◆ Problem to solve: Copy out the lines below that hold the word "combo".

------ Records

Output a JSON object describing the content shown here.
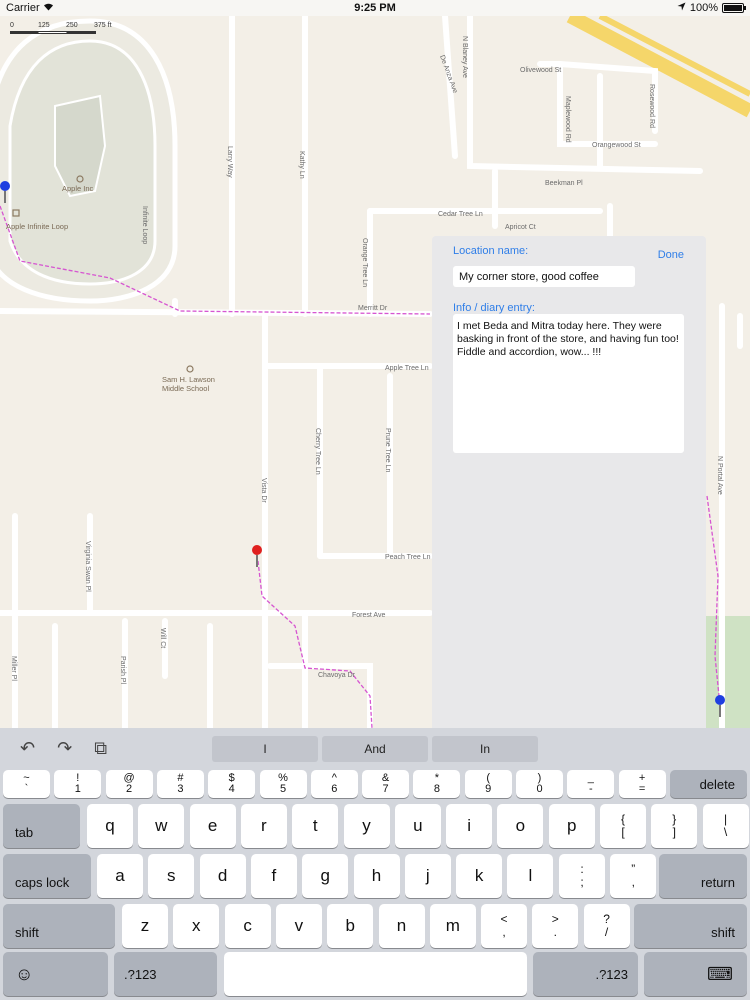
{
  "status": {
    "carrier": "Carrier",
    "time": "9:25 PM",
    "battery": "100%",
    "battery_level": 1.0
  },
  "map": {
    "scale_labels": [
      "0",
      "125",
      "250",
      "375 ft"
    ],
    "streets": {
      "blaney": "N Blaney Ave",
      "olivewood": "Olivewood St",
      "maplewood": "Maplewood Rd",
      "rosewood": "Rosewood Rd",
      "orangewood": "Orangewood St",
      "beekman": "Beekman Pl",
      "cedar": "Cedar Tree Ln",
      "apricot": "Apricot Ct",
      "orange": "Orange Tree Ln",
      "merritt": "Merritt Dr",
      "appletree": "Apple Tree Ln",
      "cherry": "Cherry Tree Ln",
      "prune": "Prune Tree Ln",
      "peach": "Peach Tree Ln",
      "forest": "Forest Ave",
      "chavoya": "Chavoya Dr",
      "portal": "N Portal Ave",
      "vista": "Vista Dr",
      "virginiaswan": "Virginia Swan Pl",
      "willct": "Will Ct",
      "parish": "Parish Pl",
      "miller": "Miller Pl",
      "infinite": "Infinite Loop",
      "larry": "Larry Way",
      "stevens": "Stevens Creek",
      "dealtaana": "De Anza Ave",
      "kathy": "Kathy Ln"
    },
    "pois": {
      "apple_inc": "Apple Inc",
      "apple_loop": "Apple Infinite Loop",
      "school_line1": "Sam H. Lawson",
      "school_line2": "Middle School"
    }
  },
  "editor": {
    "location_label": "Location name:",
    "done_label": "Done",
    "location_value": "My corner store, good coffee",
    "diary_label": "Info / diary entry:",
    "diary_value": "I met Beda and Mitra today here. They were basking in front of the store, and having fun too! Fiddle and accordion, wow... !!!"
  },
  "keyboard": {
    "tools": {
      "undo": "↶",
      "redo": "↷",
      "paste": "⧉"
    },
    "suggestions": [
      "I",
      "And",
      "In"
    ],
    "row_numbers": [
      [
        "~",
        "`"
      ],
      [
        "!",
        "1"
      ],
      [
        "@",
        "2"
      ],
      [
        "#",
        "3"
      ],
      [
        "$",
        "4"
      ],
      [
        "%",
        "5"
      ],
      [
        "^",
        "6"
      ],
      [
        "&",
        "7"
      ],
      [
        "*",
        "8"
      ],
      [
        "(",
        "9"
      ],
      [
        ")",
        "0"
      ],
      [
        "_",
        "-"
      ],
      [
        "+",
        "="
      ]
    ],
    "delete": "delete",
    "tab": "tab",
    "row_q": [
      "q",
      "w",
      "e",
      "r",
      "t",
      "y",
      "u",
      "i",
      "o",
      "p"
    ],
    "row_q_extra": [
      [
        "{",
        "["
      ],
      [
        "}",
        "]"
      ],
      [
        "|",
        "\\"
      ]
    ],
    "caps": "caps lock",
    "row_a": [
      "a",
      "s",
      "d",
      "f",
      "g",
      "h",
      "j",
      "k",
      "l"
    ],
    "row_a_extra": [
      [
        ":",
        ";"
      ],
      [
        "”",
        ","
      ]
    ],
    "return": "return",
    "shift": "shift",
    "row_z": [
      "z",
      "x",
      "c",
      "v",
      "b",
      "n",
      "m"
    ],
    "row_z_extra": [
      [
        "<",
        ","
      ],
      [
        ">",
        "."
      ],
      [
        "?",
        "/"
      ]
    ],
    "emoji": "☺",
    "numbers": ".?123",
    "hide": "⌨"
  }
}
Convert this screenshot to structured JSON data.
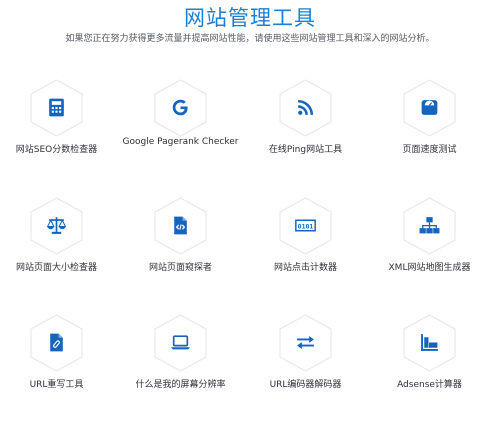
{
  "header": {
    "title": "网站管理工具",
    "subtitle": "如果您正在努力获得更多流量并提高网站性能，请使用这些网站管理工具和深入的网站分析。"
  },
  "colors": {
    "accent": "#1a7fd6",
    "icon": "#1565c0",
    "hex_border": "#e6e8eb",
    "text": "#2d3138",
    "subtext": "#555b63"
  },
  "tools": [
    {
      "label": "网站SEO分数检查器",
      "icon": "calculator-icon"
    },
    {
      "label": "Google Pagerank Checker",
      "icon": "google-icon"
    },
    {
      "label": "在线Ping网站工具",
      "icon": "rss-icon"
    },
    {
      "label": "页面速度测试",
      "icon": "scale-icon"
    },
    {
      "label": "网站页面大小检查器",
      "icon": "balance-icon"
    },
    {
      "label": "网站页面窥探者",
      "icon": "code-file-icon"
    },
    {
      "label": "网站点击计数器",
      "icon": "counter-icon"
    },
    {
      "label": "XML网站地图生成器",
      "icon": "sitemap-icon"
    },
    {
      "label": "URL重写工具",
      "icon": "link-file-icon"
    },
    {
      "label": "什么是我的屏幕分辨率",
      "icon": "laptop-icon"
    },
    {
      "label": "URL编码器解码器",
      "icon": "exchange-icon"
    },
    {
      "label": "Adsense计算器",
      "icon": "chart-icon"
    }
  ]
}
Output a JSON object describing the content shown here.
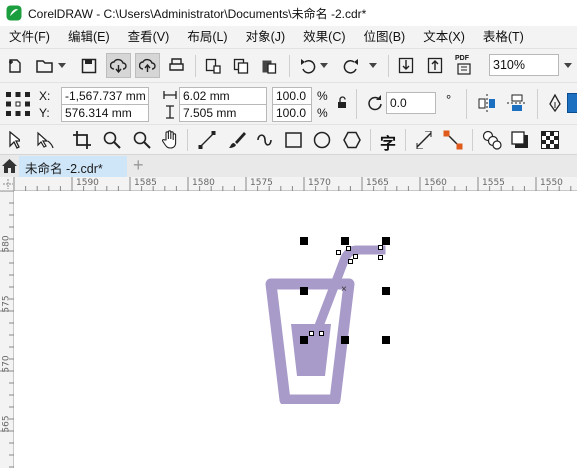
{
  "window": {
    "title": "CorelDRAW - C:\\Users\\Administrator\\Documents\\未命名 -2.cdr*"
  },
  "menu": [
    "文件(F)",
    "编辑(E)",
    "查看(V)",
    "布局(L)",
    "对象(J)",
    "效果(C)",
    "位图(B)",
    "文本(X)",
    "表格(T)"
  ],
  "toolbar": {
    "zoom_value": "310%",
    "pdf_label": "PDF"
  },
  "property_bar": {
    "x_label": "X:",
    "x_value": "-1,567.737 mm",
    "y_label": "Y:",
    "y_value": "576.314 mm",
    "width_value": "6.02 mm",
    "height_value": "7.505 mm",
    "scale_x": "100.0",
    "scale_y": "100.0",
    "percent": "%",
    "rotation_value": "0.0",
    "degree": "°"
  },
  "toolbox": {
    "text_tool": "字"
  },
  "document_tab": {
    "name": "未命名 -2.cdr*",
    "add": "+"
  },
  "ruler": {
    "top_ticks": [
      "1590",
      "1585",
      "1580",
      "1575",
      "1570",
      "1565",
      "1560",
      "1555",
      "1550"
    ],
    "left_ticks": [
      "580",
      "575",
      "570",
      "565"
    ]
  },
  "colors": {
    "cup_fill": "#a89bc9",
    "menu_bg": "#f3f3f3",
    "tab_active": "#cfe6f9"
  }
}
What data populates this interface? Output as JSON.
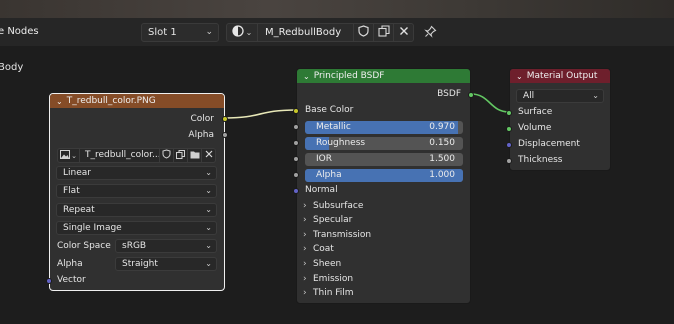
{
  "header": {
    "editor_title": "e Nodes",
    "slot": "Slot 1",
    "material_name": "M_RedbullBody",
    "icons": [
      "material-sphere-icon",
      "fake-user-shield-icon",
      "duplicate-icon",
      "unlink-x-icon",
      "pin-icon"
    ]
  },
  "canvas": {
    "breadcrumb_fragment": "Body"
  },
  "image_node": {
    "title": "T_redbull_color.PNG",
    "outputs": [
      "Color",
      "Alpha"
    ],
    "image_name": "T_redbull_color....",
    "interpolation": "Linear",
    "projection": "Flat",
    "extension": "Repeat",
    "source": "Single Image",
    "color_space_label": "Color Space",
    "color_space": "sRGB",
    "alpha_label": "Alpha",
    "alpha_mode": "Straight",
    "input_vector": "Vector",
    "header_color": "#854c27"
  },
  "bsdf_node": {
    "title": "Principled BSDF",
    "output": "BSDF",
    "base_color": "Base Color",
    "sliders": [
      {
        "label": "Metallic",
        "value": "0.970",
        "fraction": 0.97,
        "highlight": true
      },
      {
        "label": "Roughness",
        "value": "0.150",
        "fraction": 0.15,
        "highlight": false
      },
      {
        "label": "IOR",
        "value": "1.500",
        "fraction": 0.0,
        "highlight": false
      },
      {
        "label": "Alpha",
        "value": "1.000",
        "fraction": 1.0,
        "highlight": true
      }
    ],
    "normal": "Normal",
    "panels": [
      "Subsurface",
      "Specular",
      "Transmission",
      "Coat",
      "Sheen",
      "Emission",
      "Thin Film"
    ],
    "header_color": "#2e7a35"
  },
  "output_node": {
    "title": "Material Output",
    "target": "All",
    "inputs": [
      "Surface",
      "Volume",
      "Displacement",
      "Thickness"
    ],
    "header_color": "#6e1f2c"
  },
  "colors": {
    "color_socket": "#c7c729",
    "gray_socket": "#a1a1a1",
    "shader_socket": "#63c763",
    "vector_socket": "#6363c7",
    "accent": "#4772b3"
  }
}
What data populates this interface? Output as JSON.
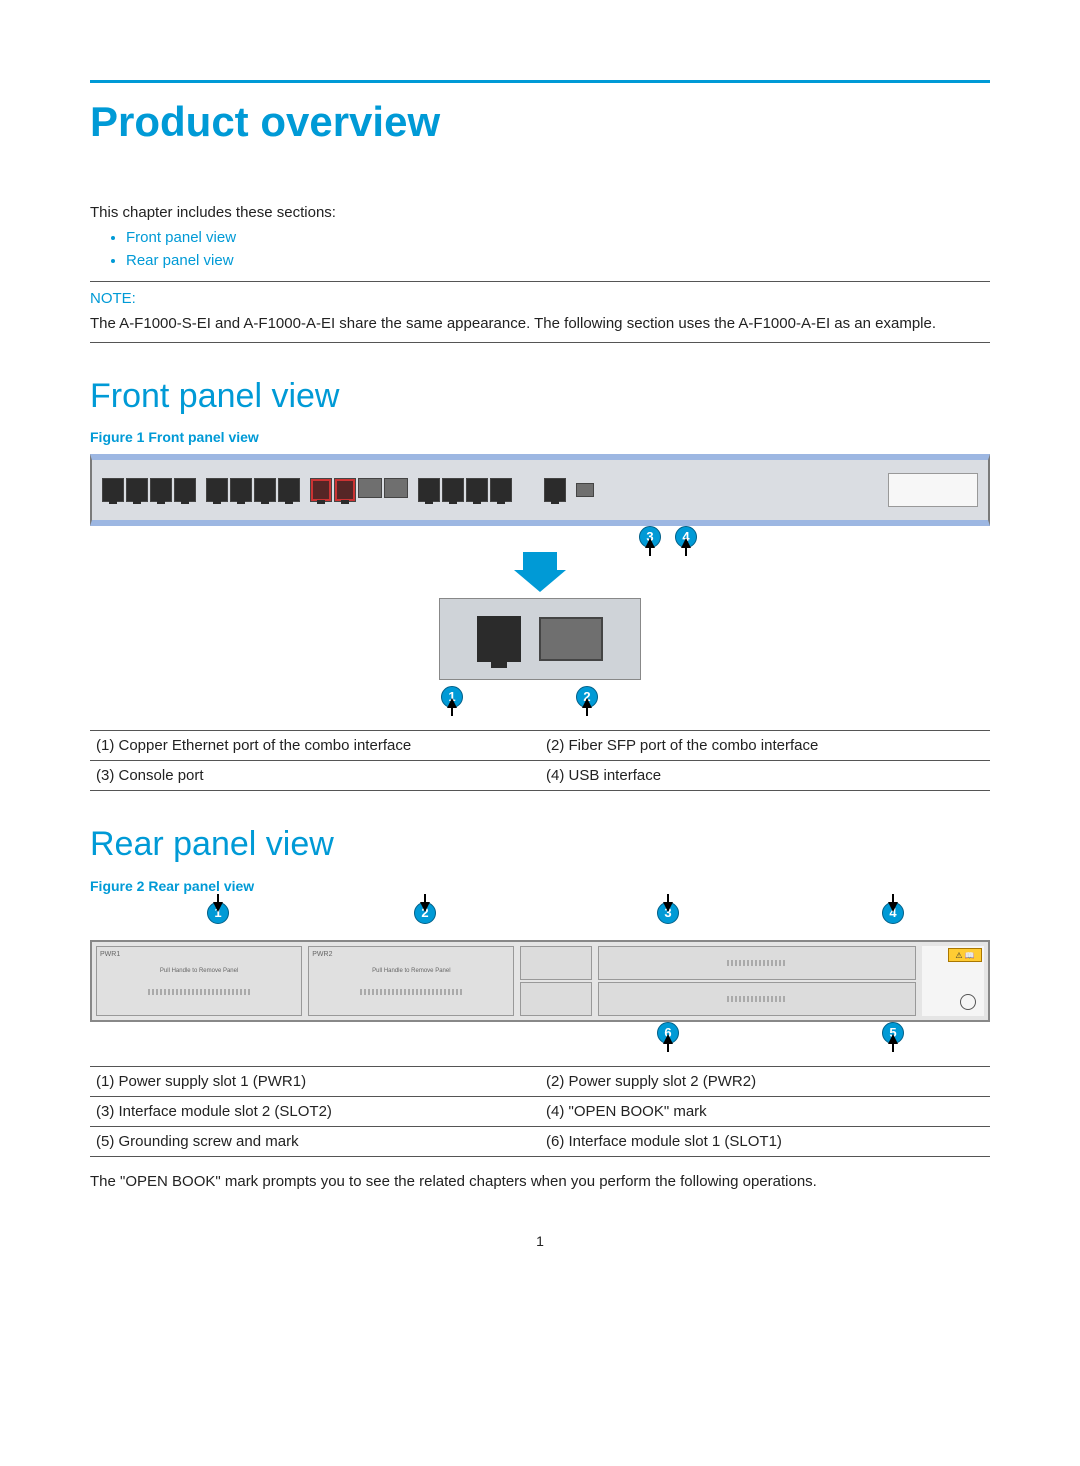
{
  "title": "Product overview",
  "intro": "This chapter includes these sections:",
  "toc": [
    "Front panel view",
    "Rear panel view"
  ],
  "note_label": "NOTE:",
  "note_text": "The A-F1000-S-EI and A-F1000-A-EI share the same appearance. The following section uses the A-F1000-A-EI as an example.",
  "section1": {
    "heading": "Front panel view",
    "caption": "Figure 1 Front panel view",
    "legend": [
      [
        "(1) Copper Ethernet port of the combo interface",
        "(2) Fiber SFP port of the combo interface"
      ],
      [
        "(3) Console port",
        "(4) USB interface"
      ]
    ]
  },
  "section2": {
    "heading": "Rear panel view",
    "caption": "Figure 2 Rear panel view",
    "legend": [
      [
        "(1) Power supply slot 1 (PWR1)",
        "(2) Power supply slot 2 (PWR2)"
      ],
      [
        "(3) Interface module slot 2 (SLOT2)",
        "(4) \"OPEN BOOK\" mark"
      ],
      [
        "(5) Grounding screw and mark",
        "(6) Interface module slot 1 (SLOT1)"
      ]
    ],
    "body": "The \"OPEN BOOK\" mark prompts you to see the related chapters when you perform the following operations."
  },
  "callouts": {
    "c1": "1",
    "c2": "2",
    "c3": "3",
    "c4": "4",
    "c5": "5",
    "c6": "6"
  },
  "page_number": "1"
}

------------

◆ Solution to this problem:
        "(1) Copper Ethernet port of the combo interface",
        "(2) Fiber SFP port of the combo interface"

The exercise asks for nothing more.